I have found myself in Zahar, a village in Jordan just south of the Syrian border. This is where my fiancées family is from, and this is where they gather to grieve.
In Islam there is a three day mourning period. The women stay in the house and welcome female visitors, while the men do the same at a venue that translates as ‘court’. Arabic coffee and dates are served both sides. In the evening when all visitors have left, the men come home and everyone breathes a sigh of relief that the day has passed.
But I don’t want to get into funeral etiquette or traditions. Some things aren’t meant for sharing.
Zahar: deep green, the colour of olive tree leaves that line the curving roads, and whose rustling accentuates the domestic quietude of village life. The beige walls of square houses are speckled with sunlight filtering through vine leaves like daytime fairylights. Forget the word ‘poor’ that Ammanites bandy about; the crowing of chickens and the tinkle of cow bells are heavenly in a way money doesn’t comprehend.
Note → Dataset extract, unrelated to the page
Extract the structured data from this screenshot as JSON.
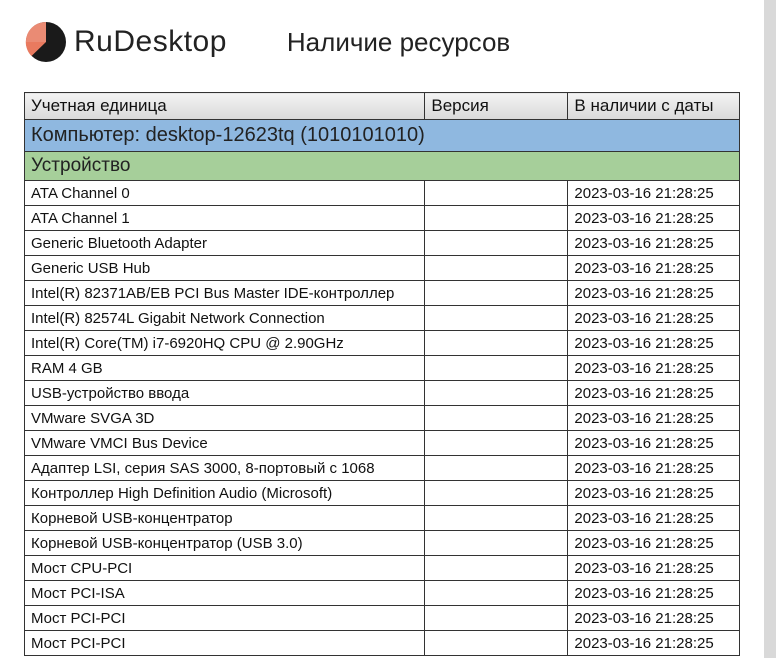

Countryside calls for a wonderful mix of practicality and imagination.
The house: wind whistles through red rust windows, and the water heater broke long ago, but age-old blankets were folded by a loving grandmother who did not know that they would come to her family’s rescue when she couldn’t.
A boy in a red keffiyeh bobs along on his donkey. A farmer bumps past on his red open top tractor. He reminds me that this is everyone’s summer family home, from Jordan to the South of France.
And while the paint flakes from the ceilings like Juddeh’s ashes blessing our sleeping heads, the morning sun bathes our wounds in childhood memories of tyre swings and we can walk into the next day clean and absolved.